What makes "Titanic" perfect as a smoking movie is that it transcends the smoking-movie cliché. Most movies are, in some way, linked to a specific brand. Last summer's "My Best Friend's Wedding," for example, in which Julia Roberts smoked one cigarette after another as she schemed to defeat a romantic rival, was clearly a Newport movie. In Newport ads, the media critic Mark Crispin Miller has written, "there is always an aggressor acting on a victim--whose expression has, deliberately, been made ambiguous, a look at once of 'pleasure' and of terror." (The gray area between pleasure and terror, it can safely be said, is the subtext of all Julia Roberts movies.) Bruce Willis's chain-smoking loner hero in the "Die Hard" series, on the other hand, is pure Marlboro Man. "The Marlboro Man is almost always alone and is never subject to any authority whatsoever," the marketing expert Richard Pollay wrote in 1995. "There are no parents, no older brothers, no foreman . . . in Marlboro Country."

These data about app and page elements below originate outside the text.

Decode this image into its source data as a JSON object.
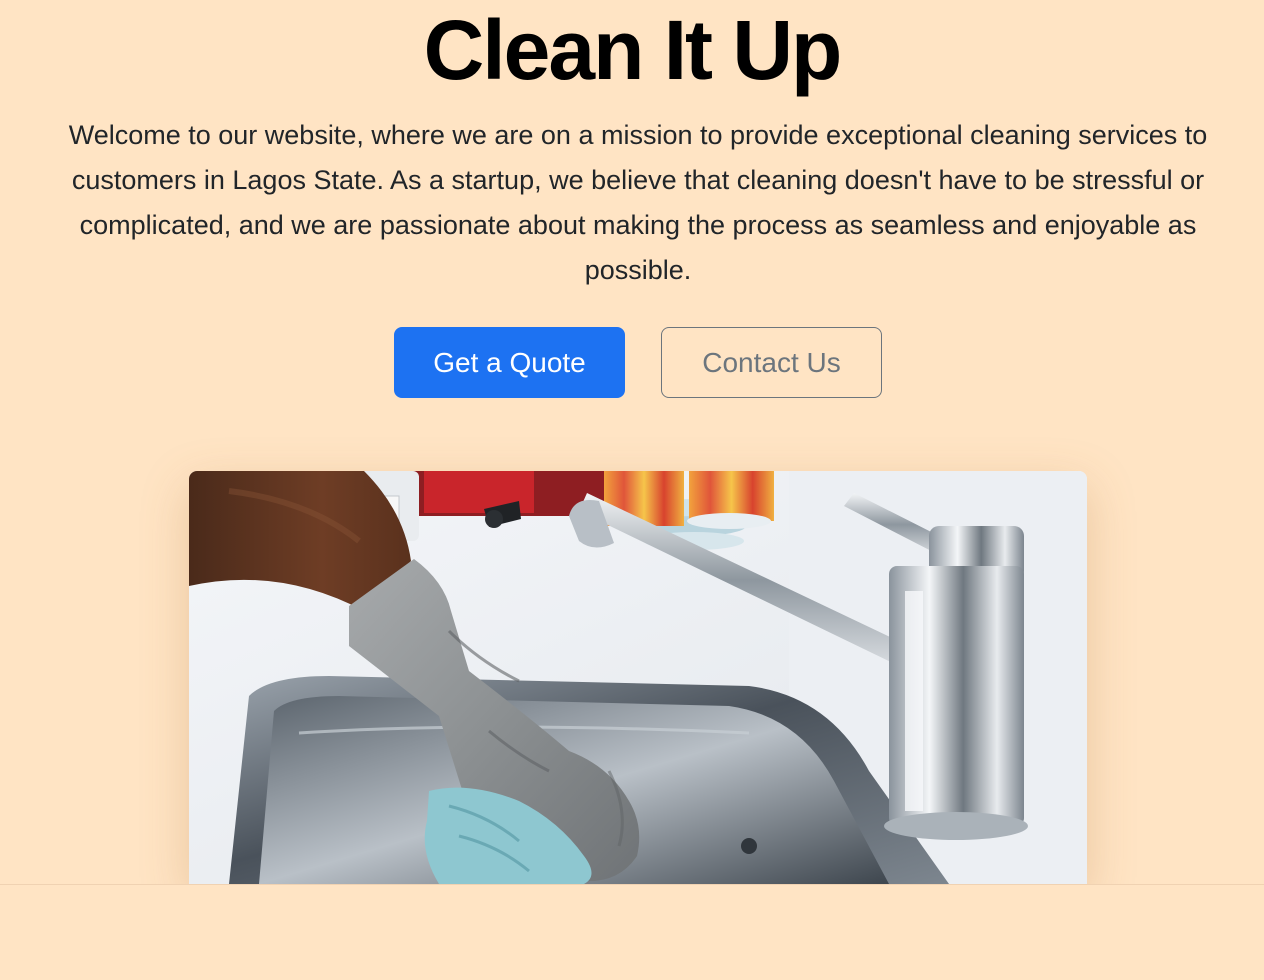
{
  "hero": {
    "title": "Clean It Up",
    "lead": "Welcome to our website, where we are on a mission to provide exceptional cleaning services to customers in Lagos State. As a startup, we believe that cleaning doesn't have to be stressful or complicated, and we are passionate about making the process as seamless and enjoyable as possible.",
    "primary_button": "Get a Quote",
    "secondary_button": "Contact Us"
  },
  "colors": {
    "background": "#ffe4c4",
    "primary": "#1d72f2",
    "outline": "#6c757d",
    "text": "#212529"
  },
  "image": {
    "subject": "gloved-hand-cleaning-sink-photo"
  }
}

But what is "Titanic"? Leonardo DiCaprio smoking pensively on the Titanic deck is classic Marlboro Man. The swells in first class trading cigarettes are Dunhill. The rough-and-tumble crowd in steerage rolling their own could be taken as a coded reference to the no-frills, no-additive, no-bull Winston, while Kate Winslet blowing smoke in her mother's face is very much "You've come a long way, baby"--Virginia Slims. As for the climactic smoking scene, in which Winslet coquettishly snatches a cigarette from a man's mouth, that's pure Joe Camel. As Camel's former ad agency, Young and Rubicam, said of the brand's archetypal smoker, "Always the winner, on top of the situation, beating the system, and covering the scene, whatever he does he does with a style and joie de vivre all his own." In "Titanic," smoking is sexy and social and sophisticated and genuine and rebellious, and in the end virtually everybody dies--which is the most perfect touch of all.